By Scott Wudel on October 26, 2016
Back in 1929, San Antonio Public Service Co. (SAPSCo) hired 19-year old Jay Hanna Dean as a helper in the underground electric service unit. Dean became part of a crew dedicated to revamping electric service in the downtown area. But Dean wasn’t hired for his electric intellect or his on-the-job skills. Back in the 1920s and 1930s, in the days of Babe Ruth and the Black Sox scandal, semi-pro baseball also was big-time sport. Dean’s craft was hurling fastballs. He played at Fort Sam Houston and became better known as “Dizzy” before he was discharged from the Army in 1929.
A friend believed Dizzy Dean had big-league potential. SAPSCo’s Public Service Utilities team – amateur baseball champs in San Antonio the year before – would be the next logical step to showcase the pitcher’s skills. In an exhibition, Dizzy struck out the Utilities’ three best hitters. Before long, he was on the company payroll and later on the pitching mound for the Utilities team.
“He had a good curve, but he didn’t need it,” recalled Riley Harris in 1965. Harris, a meter foreman, managed the team during Dizzy’s lone season. “It was his fast ball that got ‘em out. He was just wild enough to keep ‘em from digging in.”
Dizzy pitched in half of the Utilities’ 46 games in 1929. A scout with the St. Louis Cardinals saw him on the mound just one inning before he tried to sign him. But the Utilities team insisted Dizzy play out his amateur contract and finish the season. Three months later, he ended his short career in the utility industry after receiving a $350-a-month contract to play ball for the Cardinals.
Dizzy makes it in the Majors
Dizzy spent two seasons in the minor leagues before becoming a dominant Major League pitcher. Between 1932 and 1936, he led the league in wins (twice), shutouts (twice), complete games (three times) and strikeouts (four times). His 30 wins helped the Cardinals win the World Series in 1934. Four years later, he won a pennant with the Chicago Cubs.
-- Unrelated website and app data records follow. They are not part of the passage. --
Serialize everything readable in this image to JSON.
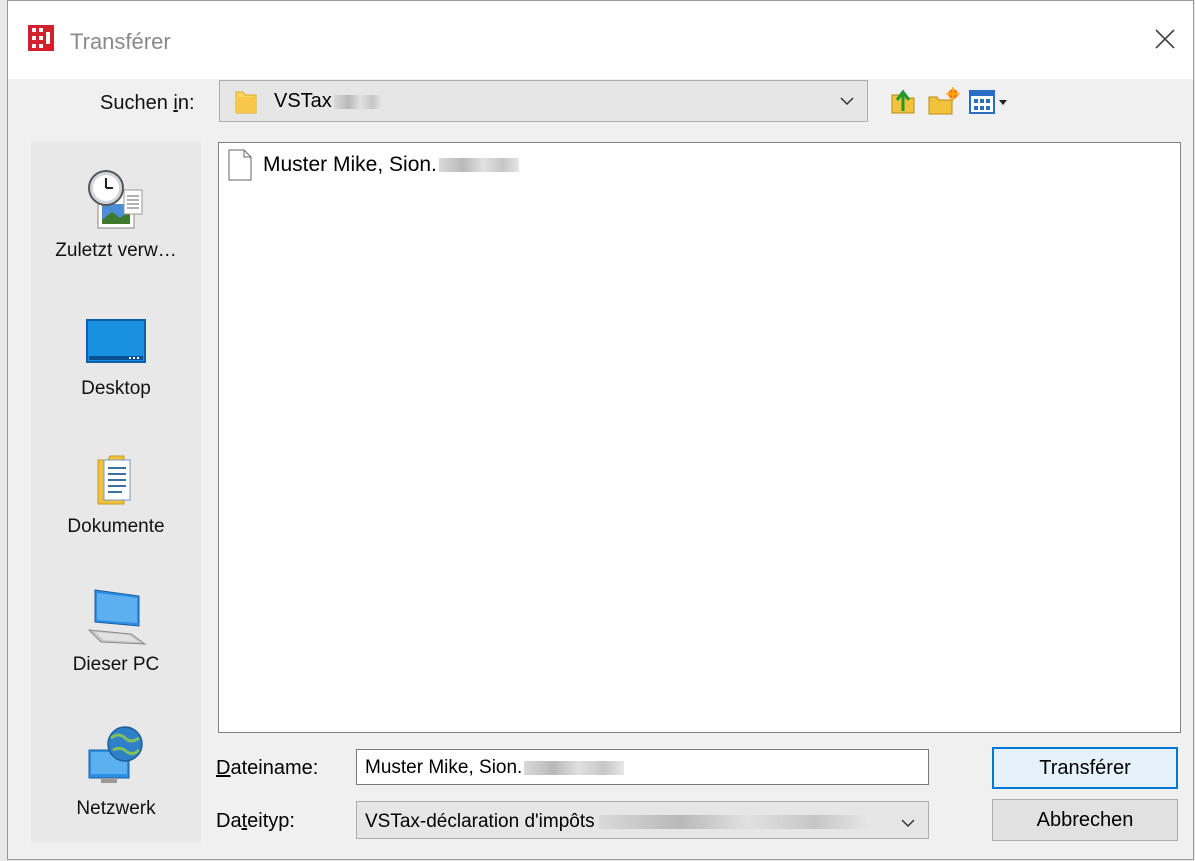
{
  "window": {
    "title": "Transférer",
    "close_icon": "close-icon",
    "app_icon": "app-logo-icon"
  },
  "lookin": {
    "label_pre": "Suchen ",
    "label_mnemonic": "i",
    "label_post": "n:",
    "value": "VSTax",
    "icon": "folder-icon"
  },
  "toolbar": {
    "buttons": [
      "up-one-level-icon",
      "new-folder-icon",
      "view-menu-icon"
    ]
  },
  "places": [
    {
      "label": "Zuletzt verw…",
      "icon": "recent-places-icon"
    },
    {
      "label": "Desktop",
      "icon": "desktop-icon"
    },
    {
      "label": "Dokumente",
      "icon": "documents-icon"
    },
    {
      "label": "Dieser PC",
      "icon": "this-pc-icon"
    },
    {
      "label": "Netzwerk",
      "icon": "network-icon"
    }
  ],
  "files": [
    {
      "name": "Muster Mike, Sion.",
      "icon": "document-file-icon"
    }
  ],
  "filename": {
    "label_mnemonic": "D",
    "label_rest": "ateiname:",
    "value": "Muster Mike, Sion."
  },
  "filetype": {
    "label_pre": "Da",
    "label_mnemonic": "t",
    "label_post": "eityp:",
    "value": "VSTax-déclaration d'impôts"
  },
  "buttons": {
    "primary": "Transférer",
    "cancel": "Abbrechen"
  },
  "colors": {
    "accent": "#0078d7",
    "brand_red": "#d4202c"
  }
}
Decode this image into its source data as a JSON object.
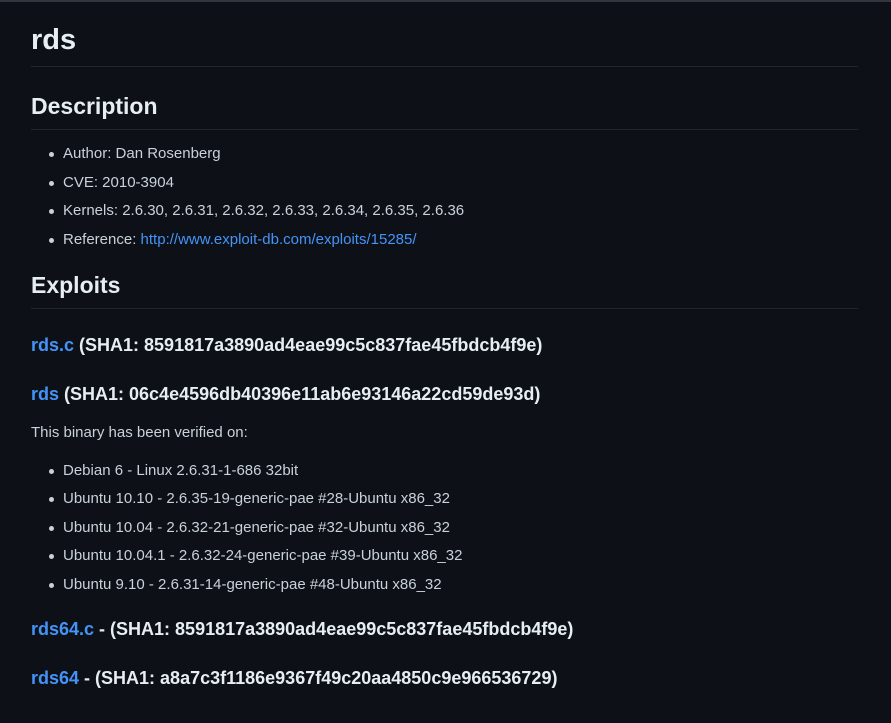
{
  "page": {
    "title": "rds"
  },
  "description": {
    "heading": "Description",
    "items": [
      {
        "label": "Author: Dan Rosenberg"
      },
      {
        "label": "CVE: 2010-3904"
      },
      {
        "label": "Kernels: 2.6.30, 2.6.31, 2.6.32, 2.6.33, 2.6.34, 2.6.35, 2.6.36"
      },
      {
        "label": "Reference: ",
        "link": "http://www.exploit-db.com/exploits/15285/"
      }
    ]
  },
  "exploits": {
    "heading": "Exploits",
    "entries": [
      {
        "name": "rds.c",
        "hash": " (SHA1: 8591817a3890ad4eae99c5c837fae45fbdcb4f9e)"
      },
      {
        "name": "rds",
        "hash": " (SHA1: 06c4e4596db40396e11ab6e93146a22cd59de93d)"
      },
      {
        "name": "rds64.c",
        "hash": " - (SHA1: 8591817a3890ad4eae99c5c837fae45fbdcb4f9e)"
      },
      {
        "name": "rds64",
        "hash": " - (SHA1: a8a7c3f1186e9367f49c20aa4850c9e966536729)"
      }
    ],
    "verified_text": "This binary has been verified on:",
    "verified_on": [
      "Debian 6 - Linux 2.6.31-1-686 32bit",
      "Ubuntu 10.10 - 2.6.35-19-generic-pae #28-Ubuntu x86_32",
      "Ubuntu 10.04 - 2.6.32-21-generic-pae #32-Ubuntu x86_32",
      "Ubuntu 10.04.1 - 2.6.32-24-generic-pae #39-Ubuntu x86_32",
      "Ubuntu 9.10 - 2.6.31-14-generic-pae #48-Ubuntu x86_32"
    ]
  }
}
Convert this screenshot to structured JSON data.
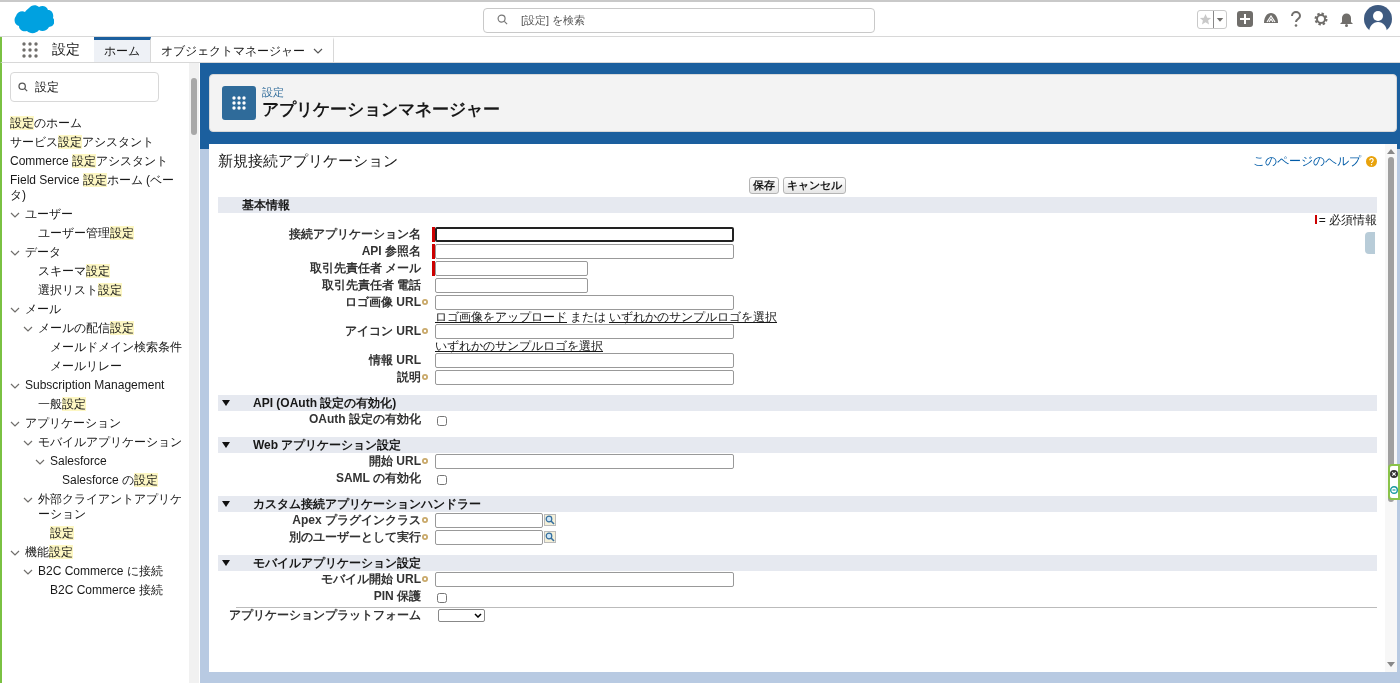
{
  "header": {
    "search_placeholder": "[設定] を検索"
  },
  "nav": {
    "app_name": "設定",
    "tabs": [
      {
        "label": "ホーム",
        "selected": true,
        "menu": false
      },
      {
        "label": "オブジェクトマネージャー",
        "selected": false,
        "menu": true
      }
    ]
  },
  "sidebar": {
    "search": {
      "value": "設定"
    },
    "items": [
      {
        "label": "**設定**のホーム"
      },
      {
        "label": "サービス**設定**アシスタント"
      },
      {
        "label": "Commerce **設定**アシスタント"
      },
      {
        "label": "Field Service **設定**ホーム (ベータ)"
      },
      {
        "label": "ユーザー",
        "expanded": true,
        "children": [
          {
            "label": "ユーザー管理**設定**"
          }
        ]
      },
      {
        "label": "データ",
        "expanded": true,
        "children": [
          {
            "label": "スキーマ**設定**"
          },
          {
            "label": "選択リスト**設定**"
          }
        ]
      },
      {
        "label": "メール",
        "expanded": true,
        "children": [
          {
            "label": "メールの配信**設定**",
            "expanded": true,
            "children": [
              {
                "label": "メールドメイン検索条件"
              },
              {
                "label": "メールリレー"
              }
            ]
          }
        ]
      },
      {
        "label": "Subscription Management",
        "expanded": true,
        "children": [
          {
            "label": "一般**設定**"
          }
        ]
      },
      {
        "label": "アプリケーション",
        "expanded": true,
        "children": [
          {
            "label": "モバイルアプリケーション",
            "expanded": true,
            "children": [
              {
                "label": "Salesforce",
                "expanded": true,
                "children": [
                  {
                    "label": "Salesforce の**設定**"
                  }
                ]
              }
            ]
          },
          {
            "label": "外部クライアントアプリケーション",
            "expanded": true,
            "children": [
              {
                "label": "**設定**"
              }
            ]
          }
        ]
      },
      {
        "label": "機能**設定**",
        "expanded": true,
        "children": [
          {
            "label": "B2C Commerce に接続",
            "expanded": true,
            "children": [
              {
                "label": "B2C Commerce 接続"
              }
            ]
          }
        ]
      }
    ]
  },
  "page_header": {
    "breadcrumb": "設定",
    "title": "アプリケーションマネージャー"
  },
  "form": {
    "title": "新規接続アプリケーション",
    "help_link": "このページのヘルプ",
    "buttons": [
      "保存",
      "キャンセル"
    ],
    "required_legend": "= 必須情報",
    "sections": [
      {
        "title": "基本情報",
        "collapsible": false,
        "expanded": true,
        "fields": [
          {
            "label": "接続アプリケーション名",
            "kind": "text",
            "required": true,
            "help": false,
            "focused": true
          },
          {
            "label": "API 参照名",
            "kind": "text",
            "required": true,
            "help": false,
            "focused": false
          },
          {
            "label": "取引先責任者 メール",
            "kind": "short_text",
            "required": true,
            "help": false,
            "focused": false
          },
          {
            "label": "取引先責任者 電話",
            "kind": "short_text",
            "required": false,
            "help": false,
            "focused": false
          },
          {
            "label": "ロゴ画像 URL",
            "kind": "text",
            "required": false,
            "help": true,
            "focused": false,
            "hint": [
              {
                "text": "ロゴ画像をアップロード",
                "link": true
              },
              {
                "text": "または",
                "link": false
              },
              {
                "text": "いずれかのサンプルロゴを選択",
                "link": true
              }
            ]
          },
          {
            "label": "アイコン URL",
            "kind": "text",
            "required": false,
            "help": true,
            "focused": false,
            "hint": [
              {
                "text": "いずれかのサンプルロゴを選択",
                "link": true
              }
            ]
          },
          {
            "label": "情報 URL",
            "kind": "text",
            "required": false,
            "help": false,
            "focused": false
          },
          {
            "label": "説明",
            "kind": "text",
            "required": false,
            "help": true,
            "focused": false
          }
        ]
      },
      {
        "title": "API (OAuth 設定の有効化)",
        "collapsible": true,
        "expanded": true,
        "fields": [
          {
            "label": "OAuth 設定の有効化",
            "kind": "checkbox",
            "required": false,
            "help": false,
            "checked": false
          }
        ]
      },
      {
        "title": "Web アプリケーション設定",
        "collapsible": true,
        "expanded": true,
        "fields": [
          {
            "label": "開始 URL",
            "kind": "text",
            "required": false,
            "help": true,
            "focused": false
          },
          {
            "label": "SAML の有効化",
            "kind": "checkbox",
            "required": false,
            "help": false,
            "checked": false
          }
        ]
      },
      {
        "title": "カスタム接続アプリケーションハンドラー",
        "collapsible": true,
        "expanded": true,
        "fields": [
          {
            "label": "Apex プラグインクラス",
            "kind": "lookup",
            "required": false,
            "help": true,
            "focused": false
          },
          {
            "label": "別のユーザーとして実行",
            "kind": "lookup",
            "required": false,
            "help": true,
            "focused": false
          }
        ]
      },
      {
        "title": "モバイルアプリケーション設定",
        "collapsible": true,
        "expanded": true,
        "fields": [
          {
            "label": "モバイル開始 URL",
            "kind": "text",
            "required": false,
            "help": true,
            "focused": false
          },
          {
            "label": "PIN 保護",
            "kind": "checkbox",
            "required": false,
            "help": false,
            "checked": false
          },
          {
            "label": "アプリケーションプラットフォーム",
            "kind": "select",
            "required": false,
            "help": false,
            "divider": true
          }
        ]
      }
    ]
  }
}
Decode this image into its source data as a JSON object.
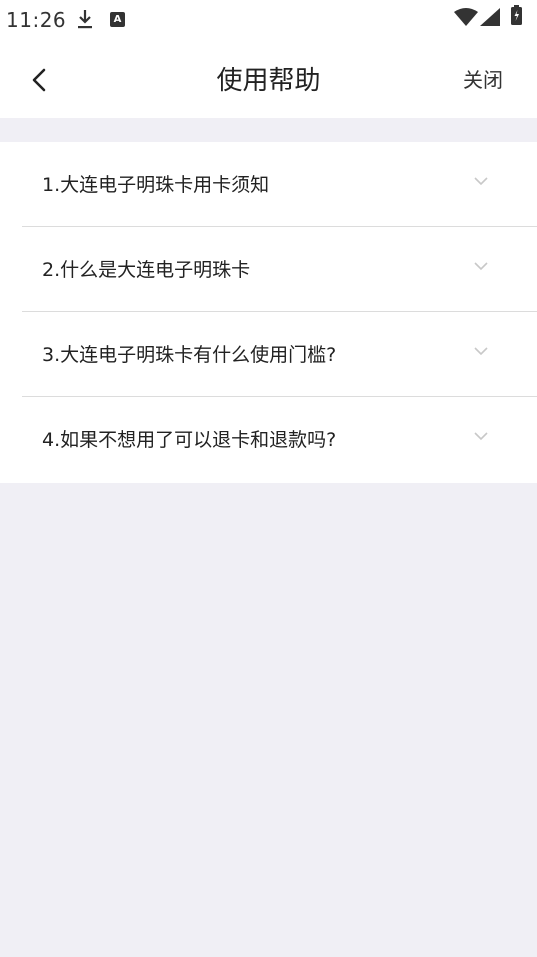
{
  "status_bar": {
    "time": "11:26",
    "icons": [
      "download-icon",
      "a-icon",
      "wifi-icon",
      "signal-icon",
      "battery-icon"
    ],
    "a_icon_letter": "A"
  },
  "nav": {
    "title": "使用帮助",
    "close_label": "关闭",
    "back_icon": "chevron-left-icon"
  },
  "faq": {
    "items": [
      {
        "label": "1.大连电子明珠卡用卡须知"
      },
      {
        "label": "2.什么是大连电子明珠卡"
      },
      {
        "label": "3.大连电子明珠卡有什么使用门槛?"
      },
      {
        "label": "4.如果不想用了可以退卡和退款吗?"
      }
    ],
    "chevron_icon": "chevron-down-icon"
  },
  "colors": {
    "background": "#f0eff5",
    "surface": "#ffffff",
    "divider": "#dcdcdc",
    "text": "#222222",
    "chevron": "#c8c8c8"
  }
}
“When ole Diz was out there pitching it was more than just another ball game. It was a regular three-ring circus and everybody was wide awake and enjoying being alive,” said Pepper Martin, a teammate of Dean’s with the 1934 Cardinals.
Dizzy was as famous for his one-liners as he was for his right arm. “The doctors x-rayed my head and found nothing,” he once quipped.
Dizzy left the game in 1941, but it wasn’t long before he took his colorful but brash disposition to the radio to call home games for the Cardinals and the American League’s St. Louis Browns.
Another another World Series is underway. America’s pastime and SAPSCo have changed a lot over the last 80 years. Today, CPS Energy can be proud to call one of its own a Hall of Famer and a baseball legend.